Read before the commandery of the State of Maine, Military Order of the Loyal Legion October, 1903..
Chamberlain recounts a visit to the battlefields of Petersburg and Appomattox in 1903. The land was somewhat changed
since he was last there. New forts were there with names like Fort Rice, Fort Hell and Fort Sedgwick.1
A maze of tunnels and breastworks replaced the hills and fields over which Chamberlain had charged.
After describing the hill the guns were on Chamberlain describes the area he charged over, this area he says later became Fort Hell.
Remarkably Fort Sedgwick remained unchanged well into the 20th century, it's tunnels were part of a
privately owned museum and park called Fort Hell Park. Tragically in 1967, not too long after the centennial, the park,
fort and tunnels were bulldozed to make way for a shopping center and parking lot that has in recent years been converted to a church. A tour guide to the old park can be seen at:
Plowshares & Bayonets.
The land has so much changed in recent years that historians are unsure of the exact location of Chamberlain's wounding. Based on the current location of Poor Creek some
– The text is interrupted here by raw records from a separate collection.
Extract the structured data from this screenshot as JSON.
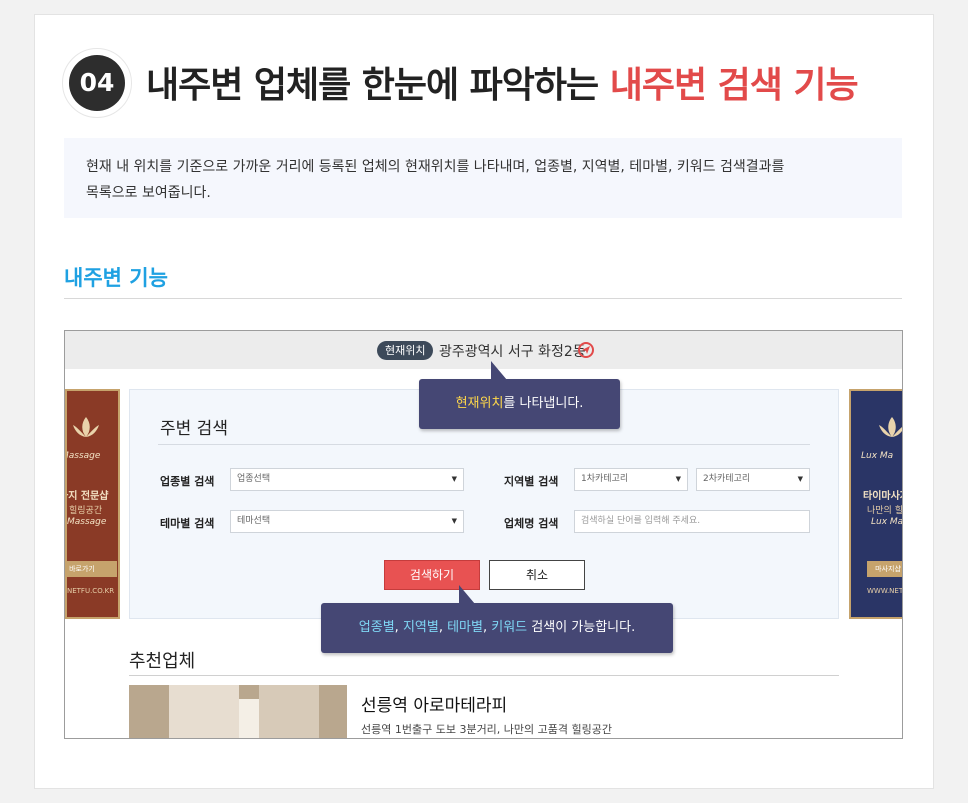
{
  "header": {
    "step_number": "04",
    "headline_main": "내주변 업체를 한눈에 파악하는",
    "headline_accent": "내주변 검색 기능",
    "accent_color": "#e24a4a"
  },
  "description": {
    "line1": "현재 내 위치를 기준으로 가까운 거리에 등록된 업체의 현재위치를 나타내며, 업종별, 지역별, 테마별, 키워드 검색결과를",
    "line2": "목록으로 보여줍니다."
  },
  "section": {
    "title": "내주변 기능",
    "title_color": "#1fa1e2"
  },
  "screenshot": {
    "location_bar": {
      "pill_label": "현재위치",
      "address": "광주광역시 서구 화정2동",
      "icon": "location-target-icon"
    },
    "banner_left": {
      "script": "Massage",
      "title": "사지 전문샵",
      "subtitle": "힐링공간",
      "eng": "Massage",
      "button": "바로가기",
      "url": "NETFU.CO.KR"
    },
    "banner_right": {
      "script": "Lux Ma",
      "title": "타이마사지",
      "subtitle": "나만의 힐",
      "eng": "Lux Ma",
      "button": "마사지샵 바로가기",
      "url": "WWW.NETFU"
    },
    "search_panel": {
      "title": "주변 검색",
      "business_label": "업종별 검색",
      "business_select": "업종선택",
      "region_label": "지역별 검색",
      "region_select_1": "1차카테고리",
      "region_select_2": "2차카테고리",
      "theme_label": "테마별 검색",
      "theme_select": "테마선택",
      "name_label": "업체명 검색",
      "name_placeholder": "검색하실 단어를 입력해 주세요.",
      "search_button": "검색하기",
      "cancel_button": "취소"
    },
    "tooltip_location": {
      "highlight": "현재위치",
      "rest": "를  나타냅니다."
    },
    "tooltip_search": {
      "part1": "업종별",
      "sep1": ", ",
      "part2": "지역별",
      "sep2": ", ",
      "part3": "테마별",
      "sep3": ", ",
      "part4": "키워드",
      "rest": " 검색이 가능합니다."
    },
    "recommend": {
      "title": "추천업체",
      "item_name": "선릉역 아로마테라피",
      "item_desc": "선릉역 1번출구 도보 3분거리, 나만의 고품격 힐링공간"
    }
  }
}
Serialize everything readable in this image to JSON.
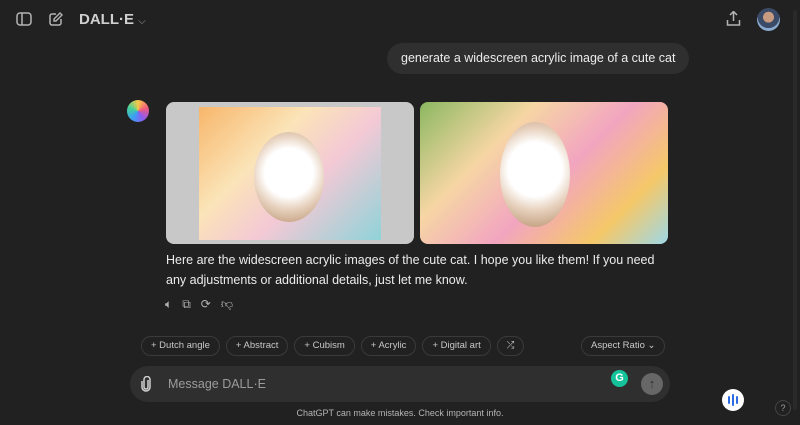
{
  "header": {
    "title": "DALL·E",
    "sidebar_icon": "sidebar-toggle-icon",
    "new_chat_icon": "edit-icon",
    "share_icon": "share-icon"
  },
  "conversation": {
    "user_message": "generate a widescreen acrylic image of a cute cat",
    "assistant_reply": "Here are the widescreen acrylic images of the cute cat. I hope you like them! If you need any adjustments or additional details, just let me know.",
    "actions": [
      "speaker-icon",
      "copy-icon",
      "regenerate-icon",
      "thumbs-down-icon"
    ]
  },
  "chips": [
    {
      "label": "+ Dutch angle"
    },
    {
      "label": "+ Abstract"
    },
    {
      "label": "+ Cubism"
    },
    {
      "label": "+ Acrylic"
    },
    {
      "label": "+ Digital art"
    }
  ],
  "shuffle_label": "⤮",
  "aspect_ratio": "Aspect Ratio ⌄",
  "composer": {
    "placeholder": "Message DALL·E",
    "grammarly": "G",
    "send": "↑"
  },
  "footer": "ChatGPT can make mistakes. Check important info.",
  "help": "?"
}
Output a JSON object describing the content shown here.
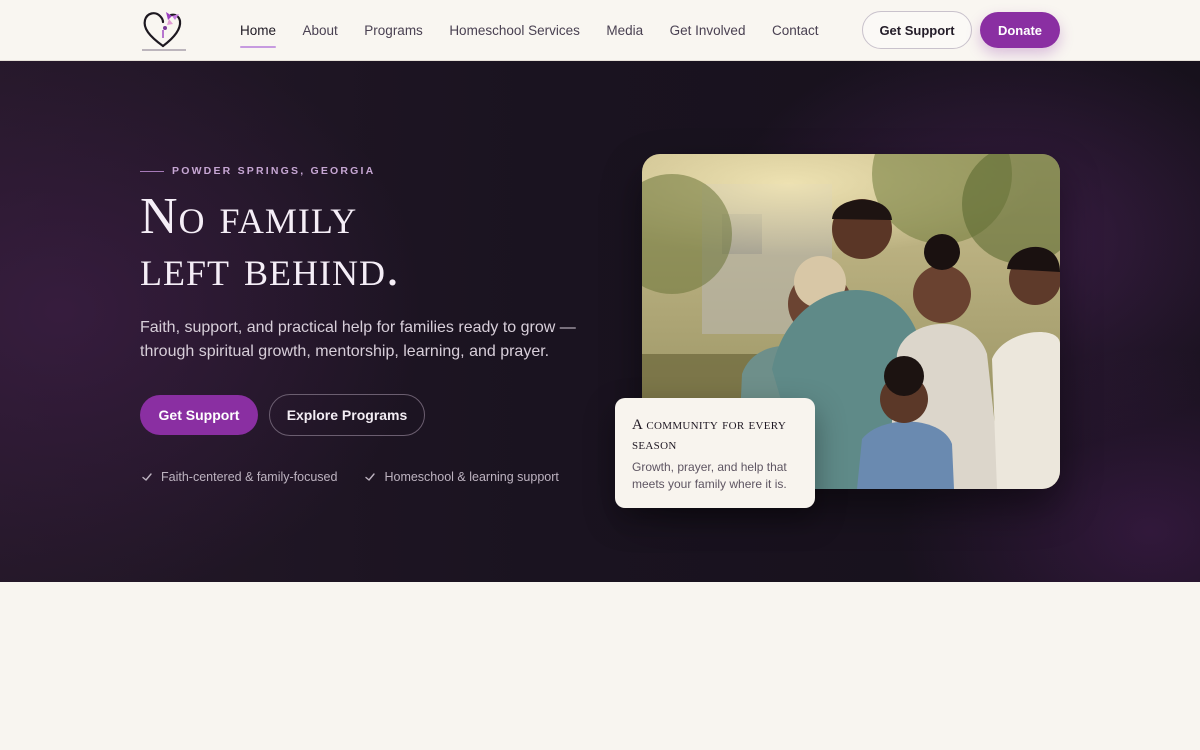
{
  "header": {
    "nav": [
      {
        "label": "Home",
        "active": true
      },
      {
        "label": "About"
      },
      {
        "label": "Programs"
      },
      {
        "label": "Homeschool Services"
      },
      {
        "label": "Media"
      },
      {
        "label": "Get Involved"
      },
      {
        "label": "Contact"
      }
    ],
    "get_support_label": "Get Support",
    "donate_label": "Donate"
  },
  "hero": {
    "eyebrow": "POWDER SPRINGS, GEORGIA",
    "title_line1": "No family",
    "title_line2": "left behind.",
    "subtitle": "Faith, support, and practical help for families ready to grow — through spiritual growth, mentorship, learning, and prayer.",
    "primary_cta": "Get Support",
    "secondary_cta": "Explore Programs",
    "checks": [
      "Faith-centered & family-focused",
      "Homeschool & learning support"
    ],
    "card_title": "A community for every season",
    "card_body": "Growth, prayer, and help that meets your family where it is."
  },
  "colors": {
    "brand": "#8a2fa2",
    "hero_bg": "#1a1320",
    "page_bg": "#f8f5f0"
  },
  "icons": [
    "logo-heart-icon",
    "check-icon"
  ]
}
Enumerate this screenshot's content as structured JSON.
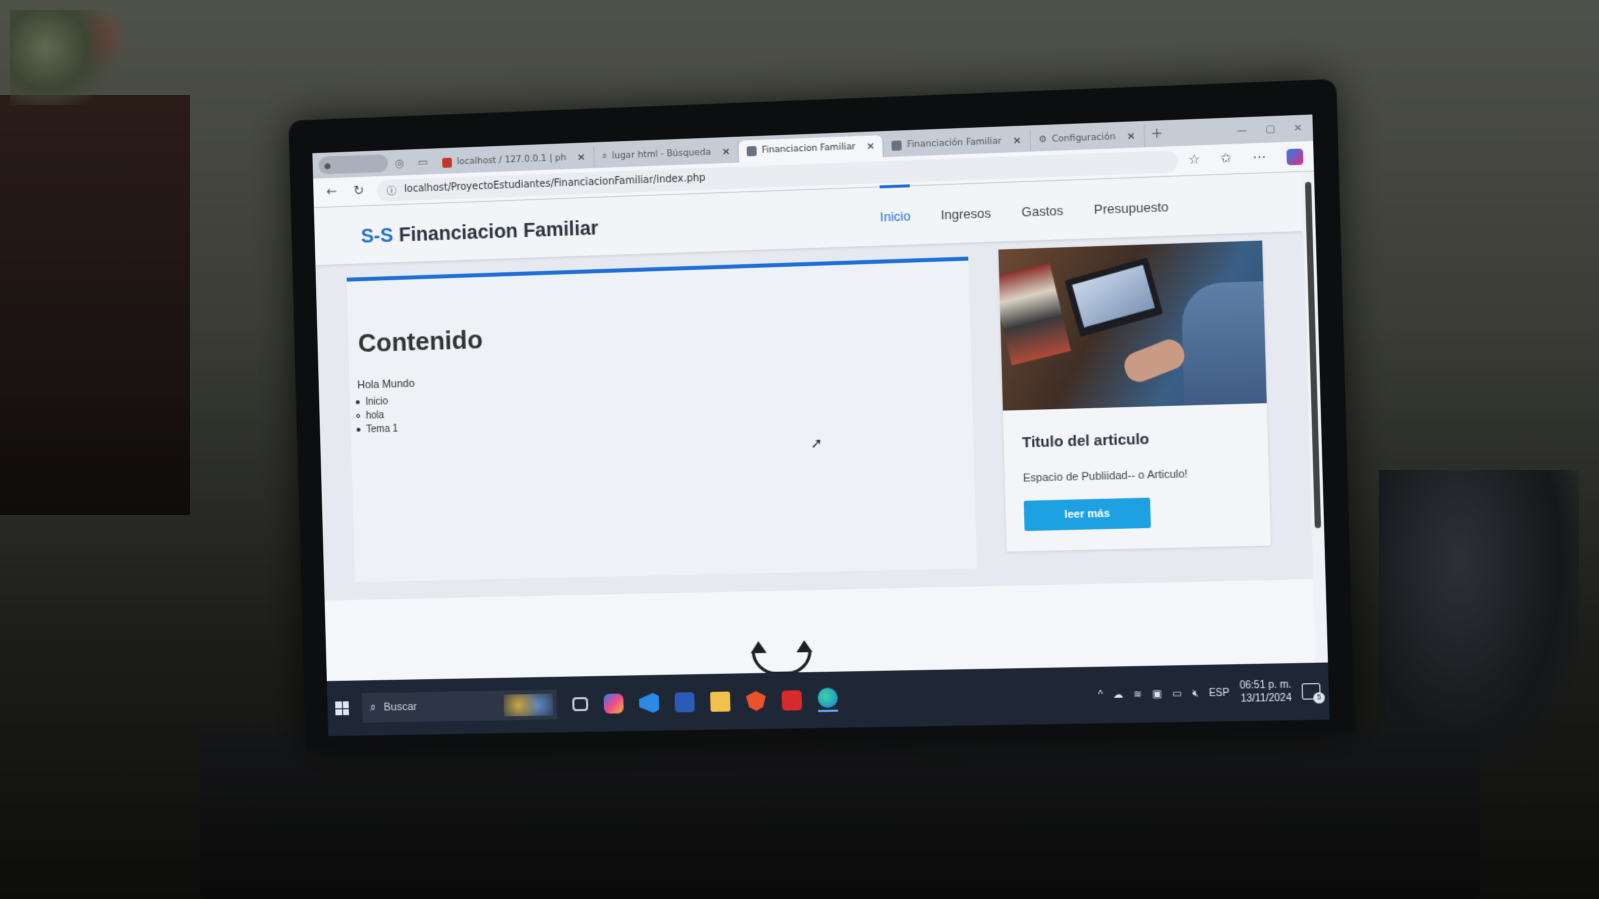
{
  "browser": {
    "tabs": [
      {
        "label": "localhost / 127.0.0.1 | ph",
        "icon": "phpmyadmin-icon"
      },
      {
        "label": "lugar html - Búsqueda",
        "icon": "search-icon"
      },
      {
        "label": "Financiacion Familiar",
        "icon": "site-icon",
        "active": true
      },
      {
        "label": "Financiación Familiar",
        "icon": "site-icon"
      },
      {
        "label": "Configuración",
        "icon": "gear-icon"
      }
    ],
    "url": "localhost/ProyectoEstudiantes/FinanciacionFamiliar/index.php"
  },
  "site": {
    "brand_accent": "S-S",
    "brand_name": "Financiacion Familiar",
    "menu": [
      {
        "label": "Inicio",
        "current": true
      },
      {
        "label": "Ingresos"
      },
      {
        "label": "Gastos"
      },
      {
        "label": "Presupuesto"
      }
    ],
    "main": {
      "title": "Contenido",
      "greeting": "Hola Mundo",
      "list": [
        {
          "text": "Inicio",
          "style": "disc"
        },
        {
          "text": "hola",
          "style": "circle"
        },
        {
          "text": "Tema 1",
          "style": "disc"
        }
      ]
    },
    "article": {
      "title": "Titulo del articulo",
      "description": "Espacio de Publiidad-- o Articulo!",
      "button": "leer más"
    }
  },
  "taskbar": {
    "search_placeholder": "Buscar",
    "language": "ESP",
    "time": "06:51 p. m.",
    "date": "13/11/2024",
    "notification_count": "5"
  },
  "colors": {
    "accent": "#1f6fd6",
    "button": "#1ea1e3",
    "taskbar": "#1e2735"
  }
}
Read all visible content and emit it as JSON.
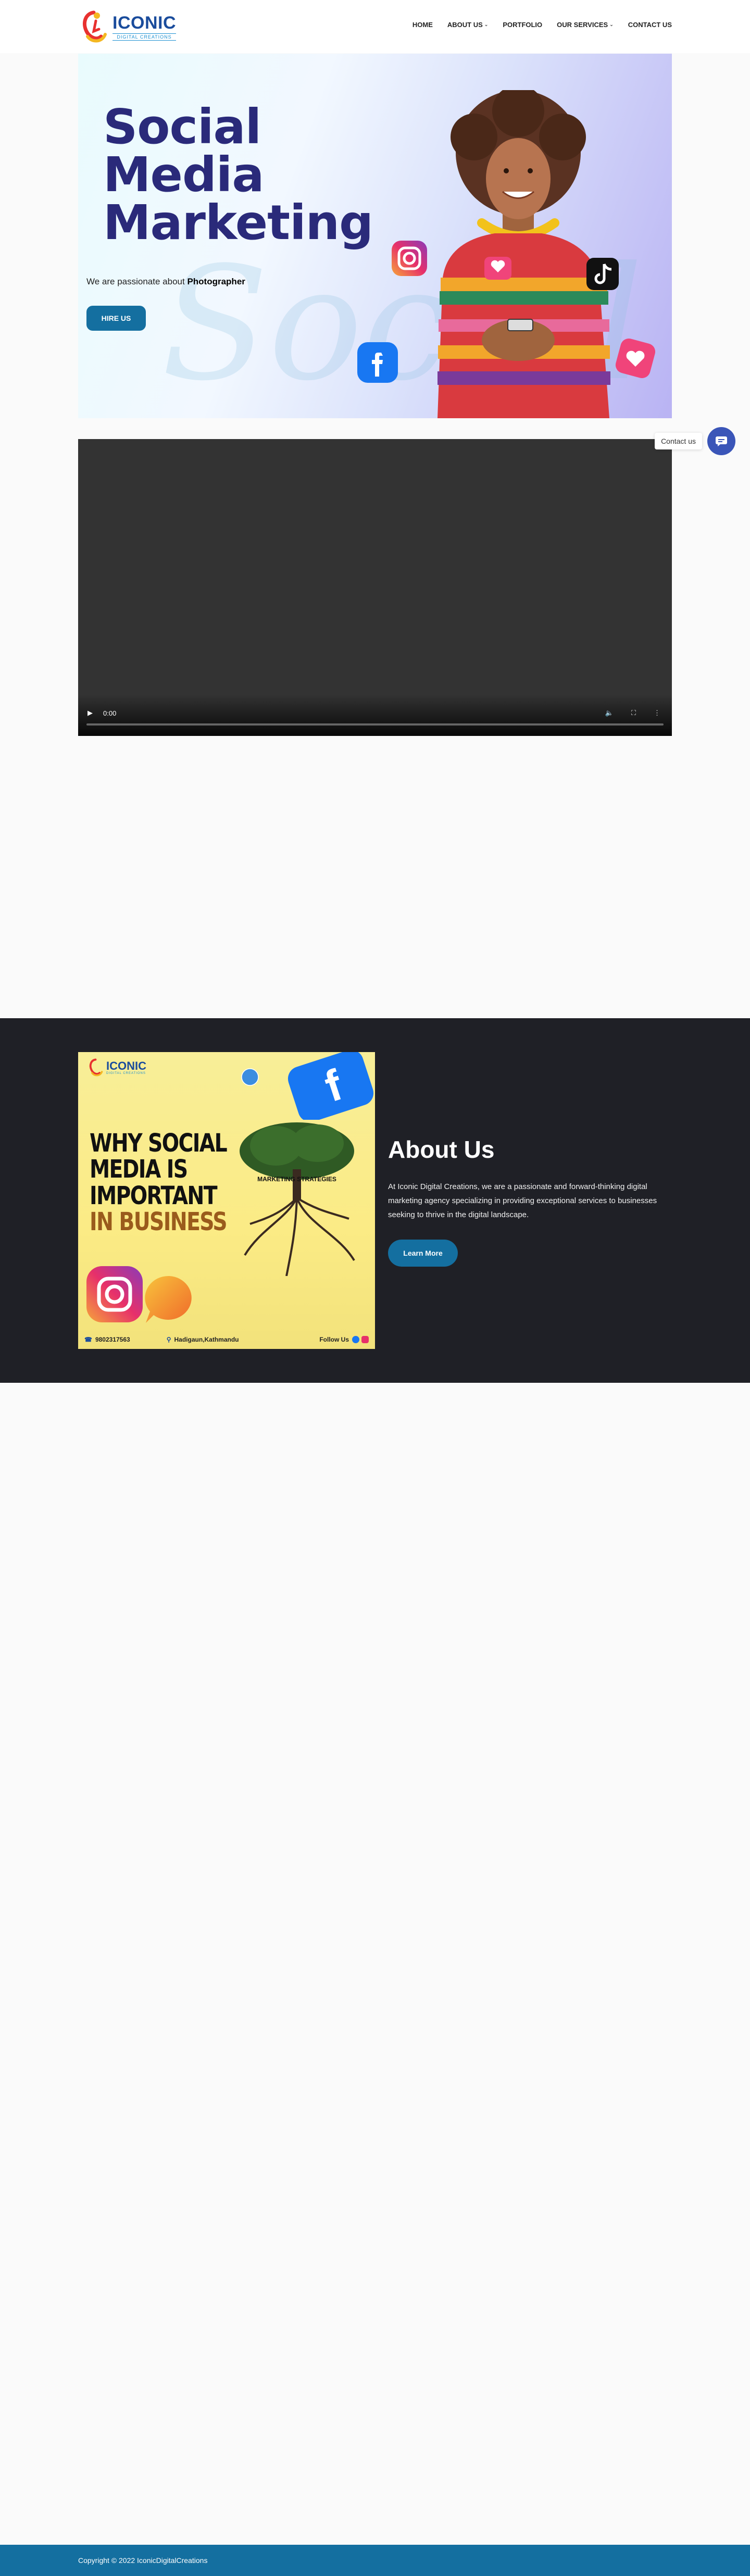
{
  "header": {
    "logo": {
      "name": "ICONIC",
      "sub": "DIGITAL CREATIONS"
    },
    "nav": [
      {
        "label": "HOME",
        "dropdown": false
      },
      {
        "label": "ABOUT US",
        "dropdown": true
      },
      {
        "label": "PORTFOLIO",
        "dropdown": false
      },
      {
        "label": "OUR SERVICES",
        "dropdown": true
      },
      {
        "label": "CONTACT US",
        "dropdown": false
      }
    ]
  },
  "hero": {
    "title_line1": "Social",
    "title_line2": "Media",
    "title_line3": "Marketing",
    "sub_prefix": "We are passionate about ",
    "sub_bold": "Photographer",
    "button": "HIRE US",
    "background_script": "Social"
  },
  "video": {
    "time": "0:00"
  },
  "contact_float": {
    "label": "Contact us"
  },
  "about": {
    "image": {
      "logo_name": "ICONIC",
      "logo_sub": "DIGITAL CREATIONS",
      "headline_1": "WHY SOCIAL",
      "headline_2": "MEDIA IS",
      "headline_3": "IMPORTANT",
      "headline_4": "IN BUSINESS",
      "tree_label": "MARKETING STRATEGIES",
      "phone": "9802317563",
      "location": "Hadigaun,Kathmandu",
      "follow": "Follow Us"
    },
    "title": "About Us",
    "text": "At Iconic Digital Creations, we are a passionate and forward-thinking digital marketing agency specializing in providing exceptional services to businesses seeking to thrive in the digital landscape.",
    "button": "Learn More"
  },
  "footer": {
    "copyright": "Copyright © 2022 IconicDigitalCreations"
  },
  "colors": {
    "brand_blue": "#146fa0",
    "hero_title": "#2a2a7a",
    "dark_section": "#1f2026",
    "contact_blue": "#3a55b8"
  }
}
believe the location is near the intersection of E. South Blvd and Warren Street in Petersburg.
Tom Desjardin believes it is "just past the dead end of Van Dorn St. in Petersburg." Due to the uncertainty of the location and the
inaccessibility of suburban neighborhoods the new historical marker noting Chamberlain's wounding was not placed on the exact spot.
You can learn more about the marker here.
Historical markers and other points of interest are marked on the map above.